* _ACTIVITY_: Look through the entries below and show every line containing the word "What".

* _GIVEN INFORMATION_:

::::

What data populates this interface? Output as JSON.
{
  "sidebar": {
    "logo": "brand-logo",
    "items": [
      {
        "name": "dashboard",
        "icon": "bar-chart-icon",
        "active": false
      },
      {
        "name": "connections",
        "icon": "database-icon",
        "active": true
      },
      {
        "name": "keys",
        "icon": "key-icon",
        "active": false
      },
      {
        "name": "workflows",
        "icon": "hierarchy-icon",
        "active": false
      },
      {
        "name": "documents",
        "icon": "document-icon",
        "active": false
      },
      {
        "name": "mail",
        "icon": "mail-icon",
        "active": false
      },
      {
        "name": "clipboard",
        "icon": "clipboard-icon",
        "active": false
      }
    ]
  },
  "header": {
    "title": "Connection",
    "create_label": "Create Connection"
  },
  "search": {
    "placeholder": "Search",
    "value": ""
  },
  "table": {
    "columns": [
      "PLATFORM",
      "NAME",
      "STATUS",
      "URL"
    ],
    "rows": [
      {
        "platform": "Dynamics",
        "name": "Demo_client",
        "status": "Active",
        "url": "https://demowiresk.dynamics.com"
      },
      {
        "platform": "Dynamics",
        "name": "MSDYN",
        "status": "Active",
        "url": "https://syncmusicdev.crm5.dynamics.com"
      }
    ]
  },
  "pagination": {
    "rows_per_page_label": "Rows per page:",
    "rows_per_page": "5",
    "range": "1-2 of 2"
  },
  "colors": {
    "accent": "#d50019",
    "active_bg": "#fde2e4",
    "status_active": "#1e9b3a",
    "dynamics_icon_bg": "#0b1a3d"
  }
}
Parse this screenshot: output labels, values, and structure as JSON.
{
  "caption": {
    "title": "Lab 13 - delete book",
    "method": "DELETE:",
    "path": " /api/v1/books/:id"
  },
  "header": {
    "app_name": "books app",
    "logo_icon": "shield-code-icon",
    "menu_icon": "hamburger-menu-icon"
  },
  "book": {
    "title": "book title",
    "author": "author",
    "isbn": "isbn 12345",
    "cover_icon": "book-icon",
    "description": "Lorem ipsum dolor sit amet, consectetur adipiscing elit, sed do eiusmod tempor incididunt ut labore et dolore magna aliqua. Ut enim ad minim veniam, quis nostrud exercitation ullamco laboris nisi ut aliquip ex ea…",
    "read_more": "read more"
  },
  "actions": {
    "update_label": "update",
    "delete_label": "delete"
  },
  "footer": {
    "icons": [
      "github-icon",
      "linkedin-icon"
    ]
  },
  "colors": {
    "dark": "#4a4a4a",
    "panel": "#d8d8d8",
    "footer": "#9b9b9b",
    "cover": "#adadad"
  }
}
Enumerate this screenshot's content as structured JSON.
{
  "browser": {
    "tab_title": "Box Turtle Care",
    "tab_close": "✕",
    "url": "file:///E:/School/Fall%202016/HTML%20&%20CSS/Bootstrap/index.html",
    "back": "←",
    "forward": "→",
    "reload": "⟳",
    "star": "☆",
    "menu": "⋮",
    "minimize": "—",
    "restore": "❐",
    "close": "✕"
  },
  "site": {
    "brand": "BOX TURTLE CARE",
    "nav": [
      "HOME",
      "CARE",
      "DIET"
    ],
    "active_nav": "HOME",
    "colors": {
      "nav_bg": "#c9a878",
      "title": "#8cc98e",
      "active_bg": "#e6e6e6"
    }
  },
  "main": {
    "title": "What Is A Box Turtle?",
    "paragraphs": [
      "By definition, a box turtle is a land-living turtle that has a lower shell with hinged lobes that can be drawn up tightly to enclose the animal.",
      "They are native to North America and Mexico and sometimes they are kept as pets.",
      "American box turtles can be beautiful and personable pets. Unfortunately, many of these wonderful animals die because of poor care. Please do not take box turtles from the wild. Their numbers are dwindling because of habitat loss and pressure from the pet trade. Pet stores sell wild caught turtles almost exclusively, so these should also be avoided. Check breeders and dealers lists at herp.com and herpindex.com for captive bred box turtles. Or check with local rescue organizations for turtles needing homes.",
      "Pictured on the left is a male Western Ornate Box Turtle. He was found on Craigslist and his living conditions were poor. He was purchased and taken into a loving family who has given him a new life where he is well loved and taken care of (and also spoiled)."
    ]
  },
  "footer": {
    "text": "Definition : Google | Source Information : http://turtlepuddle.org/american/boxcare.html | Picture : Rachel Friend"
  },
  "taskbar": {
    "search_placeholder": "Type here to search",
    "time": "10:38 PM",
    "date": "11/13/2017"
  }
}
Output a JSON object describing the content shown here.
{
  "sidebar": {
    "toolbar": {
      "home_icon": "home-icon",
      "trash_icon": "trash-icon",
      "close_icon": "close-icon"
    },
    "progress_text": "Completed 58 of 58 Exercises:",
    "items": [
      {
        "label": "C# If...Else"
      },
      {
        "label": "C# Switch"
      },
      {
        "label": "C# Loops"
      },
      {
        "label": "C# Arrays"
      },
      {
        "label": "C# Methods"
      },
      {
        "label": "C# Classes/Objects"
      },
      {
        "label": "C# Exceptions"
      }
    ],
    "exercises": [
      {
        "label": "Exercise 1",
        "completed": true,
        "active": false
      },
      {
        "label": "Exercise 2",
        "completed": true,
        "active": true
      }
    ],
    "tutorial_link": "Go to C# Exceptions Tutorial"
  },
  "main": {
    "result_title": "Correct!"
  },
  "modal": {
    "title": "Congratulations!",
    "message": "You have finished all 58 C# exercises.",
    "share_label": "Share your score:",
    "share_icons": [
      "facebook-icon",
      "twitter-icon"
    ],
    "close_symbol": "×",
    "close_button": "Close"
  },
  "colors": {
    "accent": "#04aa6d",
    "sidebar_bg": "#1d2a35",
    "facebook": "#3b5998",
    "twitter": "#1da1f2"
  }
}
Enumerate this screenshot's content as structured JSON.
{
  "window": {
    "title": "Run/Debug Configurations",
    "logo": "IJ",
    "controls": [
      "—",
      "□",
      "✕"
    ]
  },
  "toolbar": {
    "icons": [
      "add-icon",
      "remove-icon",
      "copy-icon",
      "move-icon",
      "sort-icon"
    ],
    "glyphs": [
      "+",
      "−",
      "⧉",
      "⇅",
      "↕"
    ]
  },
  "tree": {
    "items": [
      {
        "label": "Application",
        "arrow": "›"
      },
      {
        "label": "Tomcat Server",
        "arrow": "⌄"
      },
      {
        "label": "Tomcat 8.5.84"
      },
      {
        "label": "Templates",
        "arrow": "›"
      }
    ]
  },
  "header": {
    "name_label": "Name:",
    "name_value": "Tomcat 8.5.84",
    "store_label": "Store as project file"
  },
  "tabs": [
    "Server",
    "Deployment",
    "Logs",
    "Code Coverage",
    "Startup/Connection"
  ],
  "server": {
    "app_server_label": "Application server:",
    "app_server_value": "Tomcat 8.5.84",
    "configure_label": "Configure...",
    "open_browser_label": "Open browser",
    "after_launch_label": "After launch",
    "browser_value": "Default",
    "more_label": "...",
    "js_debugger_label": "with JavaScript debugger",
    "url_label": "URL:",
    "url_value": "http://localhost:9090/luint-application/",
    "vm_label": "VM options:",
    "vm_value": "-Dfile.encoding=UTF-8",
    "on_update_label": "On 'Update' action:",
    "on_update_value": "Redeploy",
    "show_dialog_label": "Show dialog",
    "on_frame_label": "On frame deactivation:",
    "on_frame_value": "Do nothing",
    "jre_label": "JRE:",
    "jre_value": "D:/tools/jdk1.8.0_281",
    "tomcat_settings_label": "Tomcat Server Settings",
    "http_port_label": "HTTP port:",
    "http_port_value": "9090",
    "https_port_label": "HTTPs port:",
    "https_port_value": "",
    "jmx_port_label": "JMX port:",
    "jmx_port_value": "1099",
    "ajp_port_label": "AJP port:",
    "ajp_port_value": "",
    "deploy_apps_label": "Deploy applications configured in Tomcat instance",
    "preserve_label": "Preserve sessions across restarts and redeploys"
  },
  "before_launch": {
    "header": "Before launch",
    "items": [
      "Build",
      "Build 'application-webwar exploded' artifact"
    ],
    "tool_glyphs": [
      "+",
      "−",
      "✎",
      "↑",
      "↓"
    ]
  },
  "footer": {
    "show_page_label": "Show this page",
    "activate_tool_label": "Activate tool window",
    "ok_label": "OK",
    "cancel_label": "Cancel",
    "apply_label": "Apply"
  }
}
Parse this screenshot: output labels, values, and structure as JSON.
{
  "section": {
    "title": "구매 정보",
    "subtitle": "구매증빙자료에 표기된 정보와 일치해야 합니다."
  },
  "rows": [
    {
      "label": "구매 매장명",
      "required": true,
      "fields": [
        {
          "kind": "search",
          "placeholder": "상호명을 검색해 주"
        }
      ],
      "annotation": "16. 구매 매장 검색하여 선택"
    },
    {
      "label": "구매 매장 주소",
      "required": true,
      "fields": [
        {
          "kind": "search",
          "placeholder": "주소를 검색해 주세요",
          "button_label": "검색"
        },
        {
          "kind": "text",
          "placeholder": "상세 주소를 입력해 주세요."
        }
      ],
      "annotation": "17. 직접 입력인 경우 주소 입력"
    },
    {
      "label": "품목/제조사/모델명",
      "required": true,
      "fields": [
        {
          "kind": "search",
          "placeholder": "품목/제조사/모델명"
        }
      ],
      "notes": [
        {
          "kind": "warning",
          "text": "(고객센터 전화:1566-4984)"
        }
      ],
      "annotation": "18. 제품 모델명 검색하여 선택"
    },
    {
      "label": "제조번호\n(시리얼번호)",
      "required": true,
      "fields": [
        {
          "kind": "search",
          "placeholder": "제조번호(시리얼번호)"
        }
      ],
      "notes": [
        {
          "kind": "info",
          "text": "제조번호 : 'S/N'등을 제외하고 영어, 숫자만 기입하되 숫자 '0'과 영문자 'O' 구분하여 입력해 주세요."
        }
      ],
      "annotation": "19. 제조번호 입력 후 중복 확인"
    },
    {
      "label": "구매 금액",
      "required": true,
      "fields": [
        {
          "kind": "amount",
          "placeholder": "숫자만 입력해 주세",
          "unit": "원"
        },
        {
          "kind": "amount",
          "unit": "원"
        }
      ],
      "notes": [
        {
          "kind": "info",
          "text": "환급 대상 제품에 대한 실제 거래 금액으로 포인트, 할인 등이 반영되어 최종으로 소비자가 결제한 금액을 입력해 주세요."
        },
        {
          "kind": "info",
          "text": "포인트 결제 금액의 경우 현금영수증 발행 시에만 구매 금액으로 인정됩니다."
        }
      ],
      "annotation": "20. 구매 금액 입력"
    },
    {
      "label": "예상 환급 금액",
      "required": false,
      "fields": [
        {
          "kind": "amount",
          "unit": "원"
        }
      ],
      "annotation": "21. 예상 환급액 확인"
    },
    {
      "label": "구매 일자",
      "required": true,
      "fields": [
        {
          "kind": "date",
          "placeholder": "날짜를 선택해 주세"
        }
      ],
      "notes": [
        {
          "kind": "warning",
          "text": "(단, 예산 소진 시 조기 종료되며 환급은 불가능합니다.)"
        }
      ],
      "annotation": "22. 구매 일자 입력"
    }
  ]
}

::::

* _EXERCISE RESPONSE_:
What data populates this interface? Output as JSON.
    "title": "What Is A Box Turtle?",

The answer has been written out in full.